**Web page and app entries**
==================================================
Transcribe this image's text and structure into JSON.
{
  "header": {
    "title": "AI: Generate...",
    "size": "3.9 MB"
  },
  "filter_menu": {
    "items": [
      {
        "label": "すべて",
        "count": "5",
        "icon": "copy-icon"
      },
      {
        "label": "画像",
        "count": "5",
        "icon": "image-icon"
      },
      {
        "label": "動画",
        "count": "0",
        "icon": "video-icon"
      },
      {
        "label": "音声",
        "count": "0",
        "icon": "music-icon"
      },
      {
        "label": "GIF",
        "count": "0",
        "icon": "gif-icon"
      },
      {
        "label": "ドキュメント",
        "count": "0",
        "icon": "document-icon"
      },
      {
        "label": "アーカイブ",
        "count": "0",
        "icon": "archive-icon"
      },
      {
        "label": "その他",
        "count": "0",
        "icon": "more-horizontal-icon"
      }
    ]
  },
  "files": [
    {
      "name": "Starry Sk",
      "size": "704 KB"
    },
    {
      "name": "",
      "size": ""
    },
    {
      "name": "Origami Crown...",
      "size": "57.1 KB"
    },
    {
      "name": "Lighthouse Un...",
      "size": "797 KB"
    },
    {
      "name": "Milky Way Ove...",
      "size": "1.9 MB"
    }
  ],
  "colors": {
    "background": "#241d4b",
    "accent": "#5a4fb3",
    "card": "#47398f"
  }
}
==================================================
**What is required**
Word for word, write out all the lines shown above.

**Response area**
Transcribe this image's text and structure into JSON.
{
  "header": {
    "title": "AI: Generate...",
    "size": "3.9 MB"
  },
  "filter_menu": {
    "items": [
      {
        "label": "すべて",
        "count": "5",
        "icon": "copy-icon"
      },
      {
        "label": "画像",
        "count": "5",
        "icon": "image-icon"
      },
      {
        "label": "動画",
        "count": "0",
        "icon": "video-icon"
      },
      {
        "label": "音声",
        "count": "0",
        "icon": "music-icon"
      },
      {
        "label": "GIF",
        "count": "0",
        "icon": "gif-icon"
      },
      {
        "label": "ドキュメント",
        "count": "0",
        "icon": "document-icon"
      },
      {
        "label": "アーカイブ",
        "count": "0",
        "icon": "archive-icon"
      },
      {
        "label": "その他",
        "count": "0",
        "icon": "more-horizontal-icon"
      }
    ]
  },
  "files": [
    {
      "name": "Starry Sk",
      "size": "704 KB"
    },
    {
      "name": "",
      "size": ""
    },
    {
      "name": "Origami Crown...",
      "size": "57.1 KB"
    },
    {
      "name": "Lighthouse Un...",
      "size": "797 KB"
    },
    {
      "name": "Milky Way Ove...",
      "size": "1.9 MB"
    }
  ],
  "colors": {
    "background": "#241d4b",
    "accent": "#5a4fb3",
    "card": "#47398f"
  }
}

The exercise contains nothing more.